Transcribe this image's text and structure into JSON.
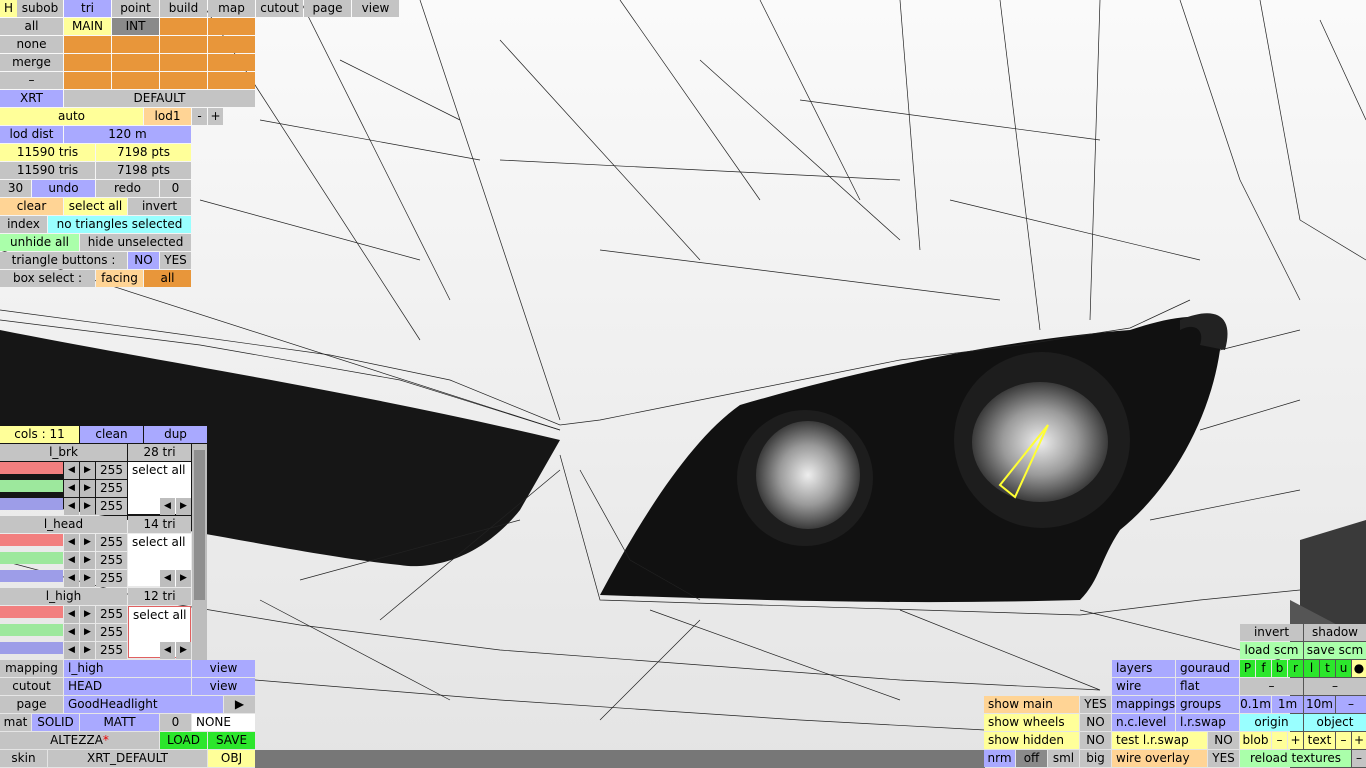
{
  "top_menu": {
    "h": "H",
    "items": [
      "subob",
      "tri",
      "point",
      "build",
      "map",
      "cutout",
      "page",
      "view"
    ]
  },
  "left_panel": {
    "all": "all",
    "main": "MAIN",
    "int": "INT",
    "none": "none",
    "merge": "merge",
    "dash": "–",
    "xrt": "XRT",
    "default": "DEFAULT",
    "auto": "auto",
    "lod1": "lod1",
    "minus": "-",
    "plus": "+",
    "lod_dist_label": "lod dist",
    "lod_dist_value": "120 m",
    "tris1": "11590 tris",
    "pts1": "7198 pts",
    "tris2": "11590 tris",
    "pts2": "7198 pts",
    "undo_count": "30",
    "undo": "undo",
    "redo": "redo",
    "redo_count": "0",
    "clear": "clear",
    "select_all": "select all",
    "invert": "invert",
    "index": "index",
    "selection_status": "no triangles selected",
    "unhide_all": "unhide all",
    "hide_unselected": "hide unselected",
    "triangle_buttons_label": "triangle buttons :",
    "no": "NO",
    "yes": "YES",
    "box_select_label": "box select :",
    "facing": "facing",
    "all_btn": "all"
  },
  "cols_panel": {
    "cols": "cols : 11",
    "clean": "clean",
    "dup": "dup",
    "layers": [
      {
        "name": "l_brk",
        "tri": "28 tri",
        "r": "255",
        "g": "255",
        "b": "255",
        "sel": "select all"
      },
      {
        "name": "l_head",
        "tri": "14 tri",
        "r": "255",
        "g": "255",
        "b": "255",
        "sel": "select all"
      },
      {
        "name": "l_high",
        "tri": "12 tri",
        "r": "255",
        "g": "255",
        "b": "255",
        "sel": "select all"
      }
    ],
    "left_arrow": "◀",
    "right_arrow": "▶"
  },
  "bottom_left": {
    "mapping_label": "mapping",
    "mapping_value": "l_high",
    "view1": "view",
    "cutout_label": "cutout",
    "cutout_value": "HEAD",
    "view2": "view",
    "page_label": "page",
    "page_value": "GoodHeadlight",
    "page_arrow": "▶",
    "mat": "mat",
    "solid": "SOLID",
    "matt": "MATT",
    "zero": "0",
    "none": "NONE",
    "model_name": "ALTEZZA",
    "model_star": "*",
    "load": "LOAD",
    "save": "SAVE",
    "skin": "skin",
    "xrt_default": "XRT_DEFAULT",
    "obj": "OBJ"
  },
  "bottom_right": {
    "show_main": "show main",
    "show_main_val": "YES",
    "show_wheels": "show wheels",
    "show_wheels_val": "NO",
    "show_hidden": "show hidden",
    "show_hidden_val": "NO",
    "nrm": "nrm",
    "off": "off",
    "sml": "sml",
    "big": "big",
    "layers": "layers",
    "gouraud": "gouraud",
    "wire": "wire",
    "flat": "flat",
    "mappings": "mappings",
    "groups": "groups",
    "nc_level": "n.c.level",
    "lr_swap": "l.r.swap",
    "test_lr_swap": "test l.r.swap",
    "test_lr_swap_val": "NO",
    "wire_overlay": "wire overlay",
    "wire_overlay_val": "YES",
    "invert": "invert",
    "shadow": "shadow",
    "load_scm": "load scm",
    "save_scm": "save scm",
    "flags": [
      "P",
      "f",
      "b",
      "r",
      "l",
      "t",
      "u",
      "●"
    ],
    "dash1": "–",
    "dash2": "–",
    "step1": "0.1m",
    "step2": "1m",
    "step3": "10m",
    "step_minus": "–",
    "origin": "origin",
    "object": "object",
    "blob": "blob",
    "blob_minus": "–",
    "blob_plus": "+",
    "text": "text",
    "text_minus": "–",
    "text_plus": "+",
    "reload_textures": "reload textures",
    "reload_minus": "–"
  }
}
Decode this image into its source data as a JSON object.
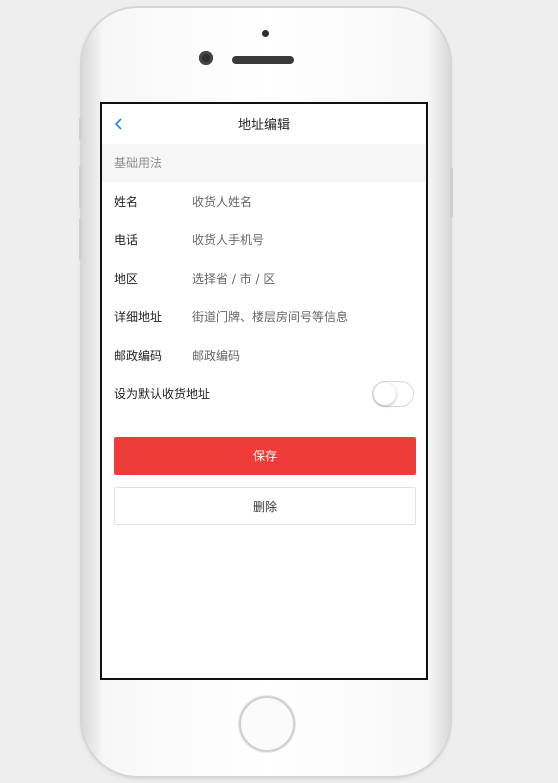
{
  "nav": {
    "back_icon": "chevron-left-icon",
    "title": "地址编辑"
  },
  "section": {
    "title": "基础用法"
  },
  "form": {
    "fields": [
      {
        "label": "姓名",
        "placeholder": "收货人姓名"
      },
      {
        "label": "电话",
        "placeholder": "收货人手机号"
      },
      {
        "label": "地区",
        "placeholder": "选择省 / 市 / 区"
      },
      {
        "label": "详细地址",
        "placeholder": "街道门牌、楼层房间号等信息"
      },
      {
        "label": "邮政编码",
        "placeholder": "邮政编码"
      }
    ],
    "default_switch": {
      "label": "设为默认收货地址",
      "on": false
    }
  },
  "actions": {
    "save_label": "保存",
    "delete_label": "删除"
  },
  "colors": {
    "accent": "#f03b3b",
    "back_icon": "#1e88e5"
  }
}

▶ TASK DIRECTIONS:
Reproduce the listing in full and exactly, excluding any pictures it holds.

▶ WRITTEN ANSWER:
Transcribe this image's text and structure into JSON.
{
  "top_menu": {
    "h": "H",
    "items": [
      "subob",
      "tri",
      "point",
      "build",
      "map",
      "cutout",
      "page",
      "view"
    ]
  },
  "left_panel": {
    "all": "all",
    "main": "MAIN",
    "int": "INT",
    "none": "none",
    "merge": "merge",
    "dash": "–",
    "xrt": "XRT",
    "default": "DEFAULT",
    "auto": "auto",
    "lod1": "lod1",
    "minus": "-",
    "plus": "+",
    "lod_dist_label": "lod dist",
    "lod_dist_value": "120 m",
    "tris1": "11590 tris",
    "pts1": "7198 pts",
    "tris2": "11590 tris",
    "pts2": "7198 pts",
    "undo_count": "30",
    "undo": "undo",
    "redo": "redo",
    "redo_count": "0",
    "clear": "clear",
    "select_all": "select all",
    "invert": "invert",
    "index": "index",
    "selection_status": "no triangles selected",
    "unhide_all": "unhide all",
    "hide_unselected": "hide unselected",
    "triangle_buttons_label": "triangle buttons :",
    "no": "NO",
    "yes": "YES",
    "box_select_label": "box select :",
    "facing": "facing",
    "all_btn": "all"
  },
  "cols_panel": {
    "cols": "cols : 11",
    "clean": "clean",
    "dup": "dup",
    "layers": [
      {
        "name": "l_brk",
        "tri": "28 tri",
        "r": "255",
        "g": "255",
        "b": "255",
        "sel": "select all"
      },
      {
        "name": "l_head",
        "tri": "14 tri",
        "r": "255",
        "g": "255",
        "b": "255",
        "sel": "select all"
      },
      {
        "name": "l_high",
        "tri": "12 tri",
        "r": "255",
        "g": "255",
        "b": "255",
        "sel": "select all"
      }
    ],
    "left_arrow": "◀",
    "right_arrow": "▶"
  },
  "bottom_left": {
    "mapping_label": "mapping",
    "mapping_value": "l_high",
    "view1": "view",
    "cutout_label": "cutout",
    "cutout_value": "HEAD",
    "view2": "view",
    "page_label": "page",
    "page_value": "GoodHeadlight",
    "page_arrow": "▶",
    "mat": "mat",
    "solid": "SOLID",
    "matt": "MATT",
    "zero": "0",
    "none": "NONE",
    "model_name": "ALTEZZA",
    "model_star": "*",
    "load": "LOAD",
    "save": "SAVE",
    "skin": "skin",
    "xrt_default": "XRT_DEFAULT",
    "obj": "OBJ"
  },
  "bottom_right": {
    "show_main": "show main",
    "show_main_val": "YES",
    "show_wheels": "show wheels",
    "show_wheels_val": "NO",
    "show_hidden": "show hidden",
    "show_hidden_val": "NO",
    "nrm": "nrm",
    "off": "off",
    "sml": "sml",
    "big": "big",
    "layers": "layers",
    "gouraud": "gouraud",
    "wire": "wire",
    "flat": "flat",
    "mappings": "mappings",
    "groups": "groups",
    "nc_level": "n.c.level",
    "lr_swap": "l.r.swap",
    "test_lr_swap": "test l.r.swap",
    "test_lr_swap_val": "NO",
    "wire_overlay": "wire overlay",
    "wire_overlay_val": "YES",
    "invert": "invert",
    "shadow": "shadow",
    "load_scm": "load scm",
    "save_scm": "save scm",
    "flags": [
      "P",
      "f",
      "b",
      "r",
      "l",
      "t",
      "u",
      "●"
    ],
    "dash1": "–",
    "dash2": "–",
    "step1": "0.1m",
    "step2": "1m",
    "step3": "10m",
    "step_minus": "–",
    "origin": "origin",
    "object": "object",
    "blob": "blob",
    "blob_minus": "–",
    "blob_plus": "+",
    "text": "text",
    "text_minus": "–",
    "text_plus": "+",
    "reload_textures": "reload textures",
    "reload_minus": "–"
  }
}
Decode this image into its source data as a JSON object.
{
  "nav": {
    "back_icon": "chevron-left-icon",
    "title": "地址编辑"
  },
  "section": {
    "title": "基础用法"
  },
  "form": {
    "fields": [
      {
        "label": "姓名",
        "placeholder": "收货人姓名"
      },
      {
        "label": "电话",
        "placeholder": "收货人手机号"
      },
      {
        "label": "地区",
        "placeholder": "选择省 / 市 / 区"
      },
      {
        "label": "详细地址",
        "placeholder": "街道门牌、楼层房间号等信息"
      },
      {
        "label": "邮政编码",
        "placeholder": "邮政编码"
      }
    ],
    "default_switch": {
      "label": "设为默认收货地址",
      "on": false
    }
  },
  "actions": {
    "save_label": "保存",
    "delete_label": "删除"
  },
  "colors": {
    "accent": "#f03b3b",
    "back_icon": "#1e88e5"
  }
}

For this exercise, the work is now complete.